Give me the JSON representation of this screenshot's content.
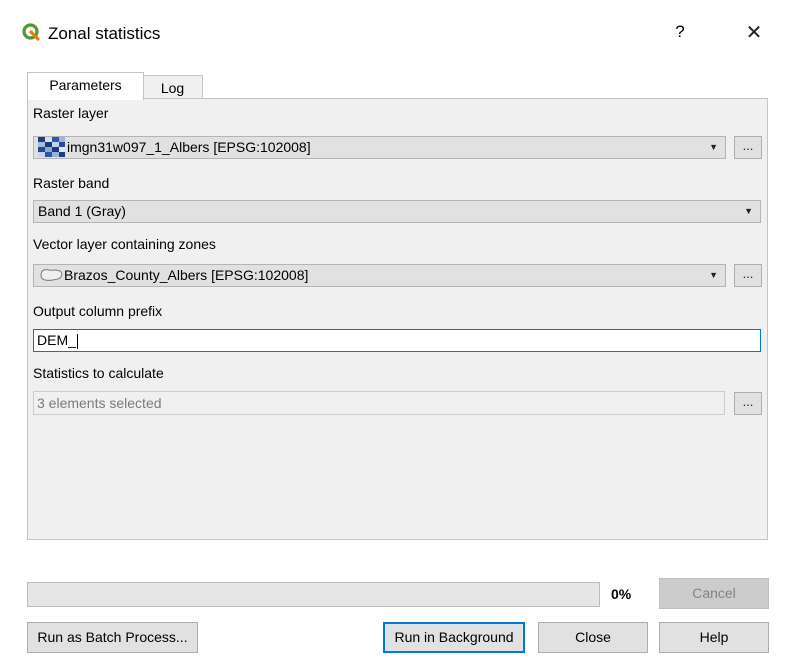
{
  "window": {
    "title": "Zonal statistics",
    "help": "?",
    "close": "✕"
  },
  "tabs": [
    {
      "label": "Parameters"
    },
    {
      "label": "Log"
    }
  ],
  "params": {
    "raster_layer_label": "Raster layer",
    "raster_layer_value": "imgn31w097_1_Albers [EPSG:102008]",
    "raster_band_label": "Raster band",
    "raster_band_value": "Band 1 (Gray)",
    "vector_layer_label": "Vector layer containing zones",
    "vector_layer_value": "Brazos_County_Albers [EPSG:102008]",
    "prefix_label": "Output column prefix",
    "prefix_value": "DEM_",
    "stats_label": "Statistics to calculate",
    "stats_value": "3 elements selected",
    "browse": "..."
  },
  "progress": {
    "percent_text": "0%",
    "value": 0
  },
  "buttons": {
    "cancel": "Cancel",
    "batch": "Run as Batch Process...",
    "background": "Run in Background",
    "close": "Close",
    "help": "Help"
  },
  "colors": {
    "accent": "#0078d7",
    "logo_green": "#589632",
    "logo_yellow": "#ee7913"
  },
  "icons": {
    "app": "qgis-logo-icon",
    "raster": "raster-layer-icon",
    "vector": "polygon-layer-icon",
    "dropdown": "chevron-down-icon"
  }
}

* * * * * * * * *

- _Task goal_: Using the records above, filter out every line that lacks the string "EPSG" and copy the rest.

- _Written answer_:
    "raster_layer_value": "imgn31w097_1_Albers [EPSG:102008]",
    "vector_layer_value": "Brazos_County_Albers [EPSG:102008]",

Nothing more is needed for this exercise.